japanese-confucian/ Stapleton, P. (2002). Critical thinking in Japanese L2 writing: Rethinking tired constructs. ELT Journal, 56(3), 250–257. Steiger, J. H. (1990). Structural model evaluation and modification: An interval estimation approach. Multivariate Behavioural Research, 25, 173–180. Takata, T., Omoto, M., & Seike, M. (1996). The development of independent and interdependent self-construals (revised version). Bulletin of Nara University,
24, 157–173. Uchida, Y., Park, J., & Kitayama, S. (2008). Explicit and implicit social orientations: Independence and interdependence in Japan and the U.S. In Paper presented
at the annual meeting of the Society for Personality and Social Psychology Albuquerque, New Mexico, US. University of Auckland. (2003). Graduate profile. Retrieved February 2, 2013 from: http://www.auckland.ac.nz/uoa/home/for/current-students/cs-academic-
information/cs-regulations-policies-and-guidelines/cs-graduate-profile U.S. Department of Labor. (1999). Testing and assessment: An employer’s guide to good practices. Washington, DC: U.S. Department of Labor. Walsh, C. M., & Hardy, R. C. (1999). Dispositional differences in critical thinking related to gender and academic major. Journal of Nursing Education, 38,
West, R. F., Toplak, M. E., & Stanovich, K. E. (2008). Heuristics and biases as measures of critical thinking: Associations with cognitive ability and thinkingdispositions. Journal of Educational Psychology, 100, 930–941. Yanchar, S. C., Slife, B. D., & Warne, R. (2008). Critical thinking as disciplinary practice. Review of General Psychology, 12, 265–281. Zimmerman, B. J., & Martinez-Pons, M. (1990). Student differences in self-regulated learning: Relating grade, sex, and giftedness to self-efficacy and strategy
use. Journal of Educational Psychology, 82, 51–59.
- To what extent do culture-related factors influence university students’ critical thinking use?
- 1 Introduction
- 1.1 Independent and interdependent self-construals
- 1.2 Assessment and locomotion regulatory modes
- 1.3 Overview of the present study

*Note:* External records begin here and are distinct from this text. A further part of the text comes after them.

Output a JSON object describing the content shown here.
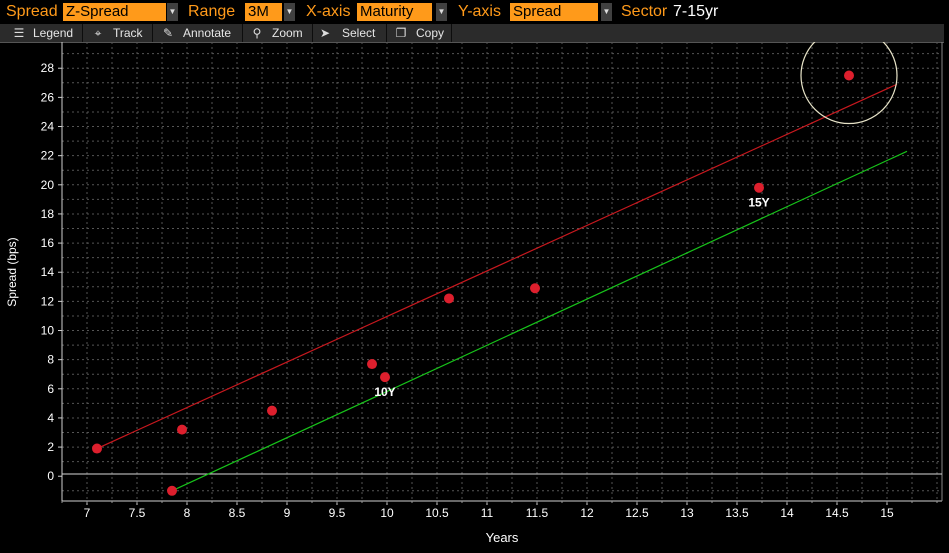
{
  "controls": {
    "spread_label": "Spread",
    "spread_value": "Z-Spread",
    "range_label": "Range",
    "range_value": "3M",
    "xaxis_label": "X-axis",
    "xaxis_value": "Maturity",
    "yaxis_label": "Y-axis",
    "yaxis_value": "Spread",
    "sector_label": "Sector",
    "sector_value": "7-15yr"
  },
  "toolbar": {
    "legend": "Legend",
    "track": "Track",
    "annotate": "Annotate",
    "zoom": "Zoom",
    "select": "Select",
    "copy": "Copy"
  },
  "colors": {
    "accent": "#ff9a1a",
    "point": "#dd1f2d",
    "upper_line": "#c8181e",
    "lower_line": "#17c41a",
    "circle": "#e8e4c8",
    "grid": "#555555"
  },
  "chart_data": {
    "type": "scatter",
    "xlabel": "Years",
    "ylabel": "Spread (bps)",
    "xlim": [
      6.75,
      15.55
    ],
    "ylim": [
      -1.7,
      29.8
    ],
    "x_ticks": [
      "7",
      "7.5",
      "8",
      "8.5",
      "9",
      "9.5",
      "10",
      "10.5",
      "11",
      "11.5",
      "12",
      "12.5",
      "13",
      "13.5",
      "14",
      "14.5",
      "15"
    ],
    "y_ticks": [
      "0",
      "2",
      "4",
      "6",
      "8",
      "10",
      "12",
      "14",
      "16",
      "18",
      "20",
      "22",
      "24",
      "26",
      "28"
    ],
    "grid": true,
    "legend": "none",
    "points": [
      {
        "x": 7.1,
        "y": 1.9,
        "label": ""
      },
      {
        "x": 7.85,
        "y": -1.0,
        "label": ""
      },
      {
        "x": 7.95,
        "y": 3.2,
        "label": ""
      },
      {
        "x": 8.85,
        "y": 4.5,
        "label": ""
      },
      {
        "x": 9.85,
        "y": 7.7,
        "label": ""
      },
      {
        "x": 9.98,
        "y": 6.8,
        "label": "10Y"
      },
      {
        "x": 10.62,
        "y": 12.2,
        "label": ""
      },
      {
        "x": 11.48,
        "y": 12.9,
        "label": ""
      },
      {
        "x": 13.72,
        "y": 19.8,
        "label": "15Y"
      },
      {
        "x": 14.62,
        "y": 27.5,
        "label": ""
      }
    ],
    "lines": [
      {
        "x": [
          7.1,
          15.1
        ],
        "y": [
          1.9,
          26.9
        ]
      },
      {
        "x": [
          7.85,
          15.2
        ],
        "y": [
          -1.0,
          22.3
        ]
      }
    ],
    "highlight": {
      "x": 14.62,
      "y": 27.5
    }
  }
}
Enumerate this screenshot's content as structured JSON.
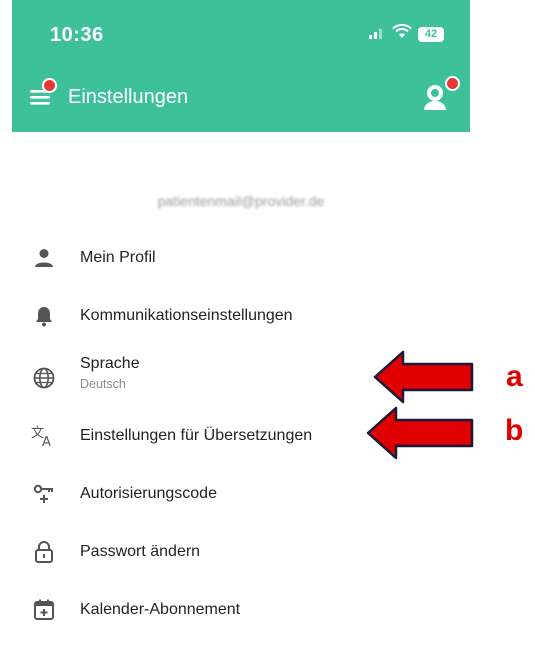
{
  "status_bar": {
    "time": "10:36",
    "battery": "42"
  },
  "app_bar": {
    "title": "Einstellungen"
  },
  "account": {
    "email": "patientenmail@provider.de"
  },
  "menu": [
    {
      "label": "Mein Profil",
      "icon": "person-icon"
    },
    {
      "label": "Kommunikationseinstellungen",
      "icon": "bell-icon"
    },
    {
      "label": "Sprache",
      "sublabel": "Deutsch",
      "icon": "globe-icon"
    },
    {
      "label": "Einstellungen für Übersetzungen",
      "icon": "translate-icon"
    },
    {
      "label": "Autorisierungscode",
      "icon": "key-icon"
    },
    {
      "label": "Passwort ändern",
      "icon": "lock-icon"
    },
    {
      "label": "Kalender-Abonnement",
      "icon": "calendar-add-icon"
    }
  ],
  "annotations": {
    "a": "a",
    "b": "b"
  },
  "colors": {
    "app_bar": "#3ec19a",
    "badge": "#e53935",
    "arrow": "#e00000"
  }
}
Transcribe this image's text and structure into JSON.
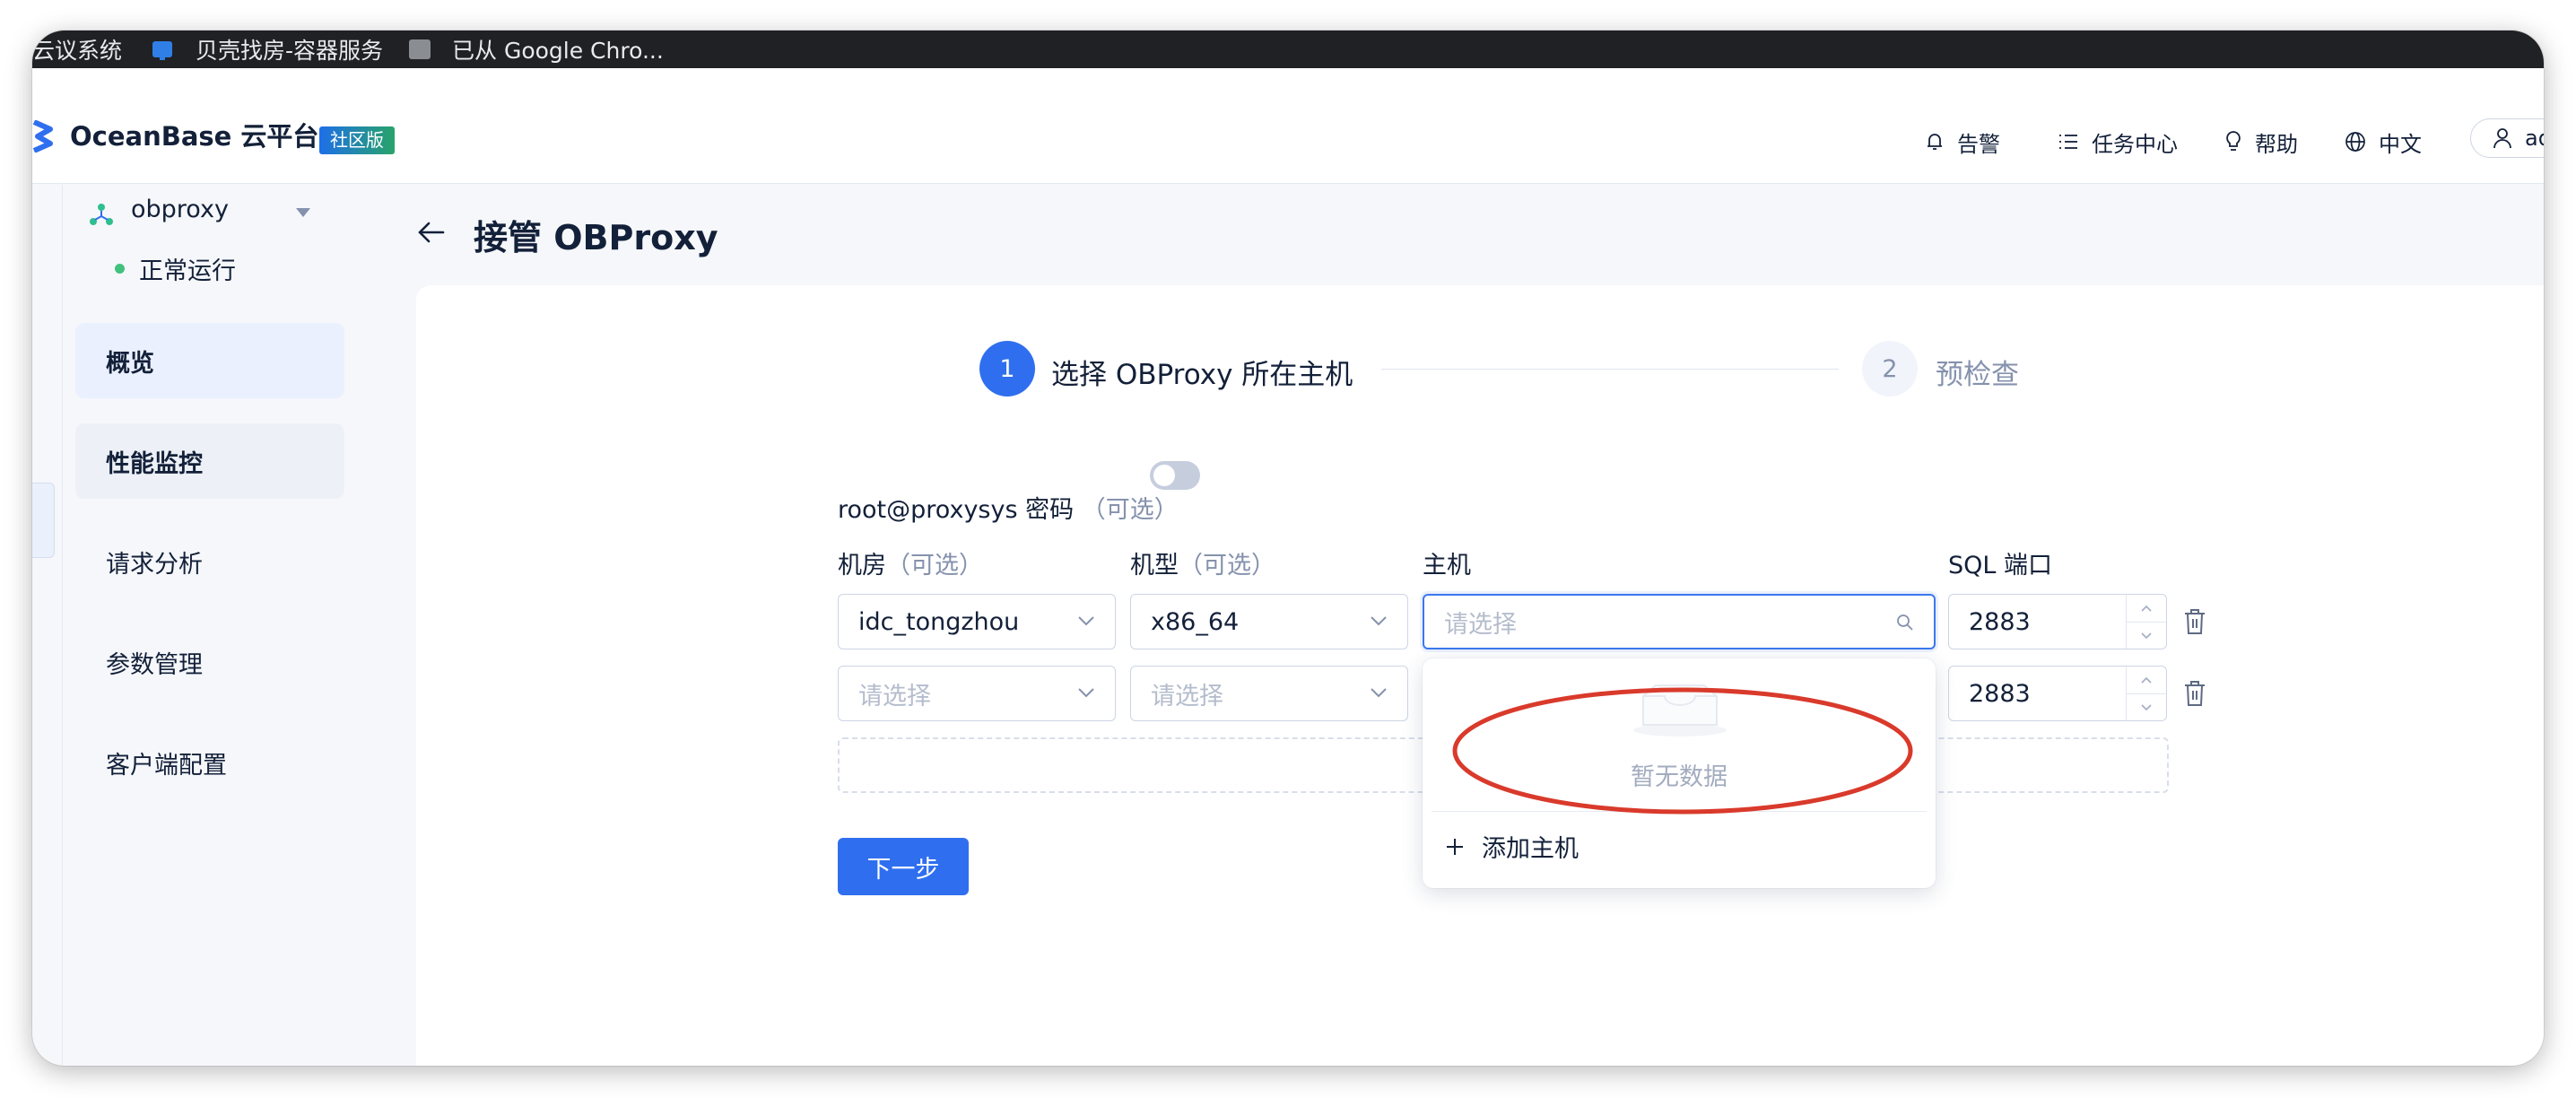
{
  "bookmarks": [
    {
      "label": "云议系统"
    },
    {
      "label": "贝壳找房-容器服务",
      "icon": "bookmark-blue-icon"
    },
    {
      "label": "已从 Google Chro...",
      "icon": "folder-icon"
    }
  ],
  "header": {
    "brand": "OceanBase 云平台",
    "badge": "社区版",
    "alerts": "告警",
    "tasks": "任务中心",
    "help": "帮助",
    "language": "中文",
    "user": "ad"
  },
  "sidebar": {
    "cluster_name": "obproxy",
    "cluster_status": "正常运行",
    "items": [
      {
        "label": "概览"
      },
      {
        "label": "性能监控"
      },
      {
        "label": "请求分析"
      },
      {
        "label": "参数管理"
      },
      {
        "label": "客户端配置"
      }
    ]
  },
  "page": {
    "title": "接管 OBProxy"
  },
  "steps": [
    {
      "num": "1",
      "label": "选择 OBProxy 所在主机"
    },
    {
      "num": "2",
      "label": "预检查"
    }
  ],
  "form": {
    "password_label": "root@proxysys 密码",
    "optional": "（可选）",
    "col_room": "机房",
    "col_model": "机型",
    "col_host": "主机",
    "col_port": "SQL 端口",
    "rows": [
      {
        "room": "idc_tongzhou",
        "model": "x86_64",
        "host_placeholder": "请选择",
        "port": "2883"
      },
      {
        "room_placeholder": "请选择",
        "model_placeholder": "请选择",
        "port": "2883"
      }
    ],
    "next": "下一步"
  },
  "dropdown": {
    "empty": "暂无数据",
    "add_host": "添加主机"
  },
  "colors": {
    "primary": "#2f6fef",
    "annotation": "#d93a2b",
    "status_ok": "#42c17e"
  }
}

- 2 Method
- 2.1 Participants
- 2.2 Instrument and procedure
- 3 Results
- 3.1 Correlational findings
- 3.2 Comparisons of the student groups
- 3.3 Structural equation modeling
- 4 Discussion
- 4.1 Relationships between critical thinking factors and other factors measured
- 4.2 Similarities in critical thinking use
- 4.3 Similarities and differences in the culture-related factors
- 4.4 Some theoretical and educational implications
- 5 Conclusion
- Appendix A English translation of the items from the Hirayama and Kusumi (2004) critical thinking scale
- 1 Introduction